I am an Apple fanboy and I admit that. But one of the most frustrating things in being an app developer is dealing with the App Store review and compliance teams. This time I would like to share my experience with these problems.
Even Apple’s former app approval chief has said that he is ‘really worried’ about the company’s anticompetitive behavior.
Selecting images from our iPhone library is needed when changing a profile picture, posting an update, or sharing the photo of your pet. In this post, we are going to look into how to use
PHPickerViewController with SwiftUI. Apple announced this view controller at WWDC2020.
PHPickerViewController is a view controller that gives way for our app users to pick assets from their photo library. It provides a well-known user interface, and we don’t need to bother about building that.
One nicety that comes with this approach is that we don’t need to worry about adding information to access our user’s photo library in
Info.plist file. Users can decide to allow access either to all photo library or selectively grant access to particular photos. …
Once you create a SwiftUI view, it has the default background color, white for light mode and black for dark mode respectively. How can you change it to something different? Let’s look into that today.
In this article, we will talk about different techniques that we can use to change the default background for our SwiftUI views.
The first approach that comes to mind is using
.background() modifier. Sadly Apple hasn't provided documentation for this. It takes in a view that is set as a background for the view we are adding this modifier to.
In this case, we want to change the background color. For instance, we can pass in
When presenting a small piece of extra information on the screen, showing a modal view is essential. With UIKit, we could do this with
However, when using SwiftUI, we need to shift our thinking towards using view or environment state, as the modal view is now called a sheet.
Let’s check this out in detail.
SwiftUI sheets help us show a modal view to users.
sheet is an instance method to the View Presentation. It describes how we can show our SwiftUI views, covering specific user journey scenarios.
Let’s say we want to display information about our app to users. …
The launch screen is the first interaction that users see when using our apps. That’s why investing time in making our app launch screens feel responsive and visually appealing is important. We are playing with the “perceived time,” and it can make a great first impression.
At WWDC 2020, Apple introduced a new way to implement a launch screen for SwiftUI apps in iOS 14 using Xcode 12. When we create a new SwiftUI app, this is the new way to make launch screens. We can still use the old way with the Storyboard launch screen in our existing apps.
All the setup is done in the
Info.plist file. We can see that there is an empty
Launch Screen key with the Dictionary type. …
A while back, we looked into Dynamic Type with the system font. This time, we are going to check out how to use Dynamic Type with a custom font in our iOS apps. Apple provides great APIs to make our apps accessible — even if we’re using custom font styles.
First, we need to add our custom font to the project. There are several steps involved, so let’s go over them.

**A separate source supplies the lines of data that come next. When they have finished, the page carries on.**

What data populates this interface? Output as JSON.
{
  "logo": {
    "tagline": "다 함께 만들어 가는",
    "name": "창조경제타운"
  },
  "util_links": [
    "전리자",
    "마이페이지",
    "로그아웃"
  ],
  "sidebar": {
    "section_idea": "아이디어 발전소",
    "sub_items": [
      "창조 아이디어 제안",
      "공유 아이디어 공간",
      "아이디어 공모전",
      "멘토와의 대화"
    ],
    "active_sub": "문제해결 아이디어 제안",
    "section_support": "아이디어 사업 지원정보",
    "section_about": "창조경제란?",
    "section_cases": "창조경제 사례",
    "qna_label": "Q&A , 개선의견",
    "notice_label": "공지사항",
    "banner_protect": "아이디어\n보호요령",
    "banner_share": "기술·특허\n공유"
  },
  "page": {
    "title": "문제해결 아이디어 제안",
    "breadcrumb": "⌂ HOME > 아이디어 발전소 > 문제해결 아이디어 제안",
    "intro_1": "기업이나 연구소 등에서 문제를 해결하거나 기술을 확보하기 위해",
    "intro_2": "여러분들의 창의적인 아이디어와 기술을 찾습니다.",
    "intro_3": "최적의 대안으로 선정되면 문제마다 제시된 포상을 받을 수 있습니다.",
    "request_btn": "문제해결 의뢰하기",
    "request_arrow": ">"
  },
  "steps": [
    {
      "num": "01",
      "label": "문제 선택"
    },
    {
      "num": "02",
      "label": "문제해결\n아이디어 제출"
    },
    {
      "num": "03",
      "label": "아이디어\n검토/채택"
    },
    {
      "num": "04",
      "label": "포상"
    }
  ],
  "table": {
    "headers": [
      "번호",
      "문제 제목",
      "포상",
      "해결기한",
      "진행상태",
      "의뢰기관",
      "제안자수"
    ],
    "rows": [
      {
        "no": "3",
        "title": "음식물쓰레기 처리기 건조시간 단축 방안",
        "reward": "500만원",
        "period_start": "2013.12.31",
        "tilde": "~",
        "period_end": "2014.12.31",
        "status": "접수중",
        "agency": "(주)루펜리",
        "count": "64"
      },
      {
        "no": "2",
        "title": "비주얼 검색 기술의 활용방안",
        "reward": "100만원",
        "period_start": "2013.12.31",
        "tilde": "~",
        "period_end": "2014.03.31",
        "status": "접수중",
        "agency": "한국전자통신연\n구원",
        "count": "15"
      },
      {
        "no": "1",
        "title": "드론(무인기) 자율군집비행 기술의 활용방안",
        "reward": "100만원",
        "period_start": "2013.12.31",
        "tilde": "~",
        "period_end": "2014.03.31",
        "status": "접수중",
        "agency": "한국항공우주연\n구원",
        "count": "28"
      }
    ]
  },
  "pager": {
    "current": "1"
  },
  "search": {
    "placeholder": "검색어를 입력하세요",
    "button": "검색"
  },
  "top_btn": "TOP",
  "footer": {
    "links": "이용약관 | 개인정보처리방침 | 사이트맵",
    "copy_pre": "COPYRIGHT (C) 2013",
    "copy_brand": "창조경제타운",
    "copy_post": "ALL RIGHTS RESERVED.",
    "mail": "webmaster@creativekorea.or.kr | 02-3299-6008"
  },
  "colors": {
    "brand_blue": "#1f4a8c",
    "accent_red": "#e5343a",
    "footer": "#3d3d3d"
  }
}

We need to add a font file to the Xcode app project. Currently, True Type Font (.ttf) and Open Type Font (.otf) files are being supported. Just drag and drop files in your XCode project. …
Finding places, navigating our way, or simply checking what’s around — these are essential things that smartphones can help with. This year Apple added maps functionality to the SwiftUI framework. Let’s check out how we can use it and what are the current problems.
Swift on the server lately is getting more traction despite IBM leaving the club. One of the most popular frameworks out there is Vapor. It is built on top of Apple’s SwiftNIO and written fully in Swift programming language.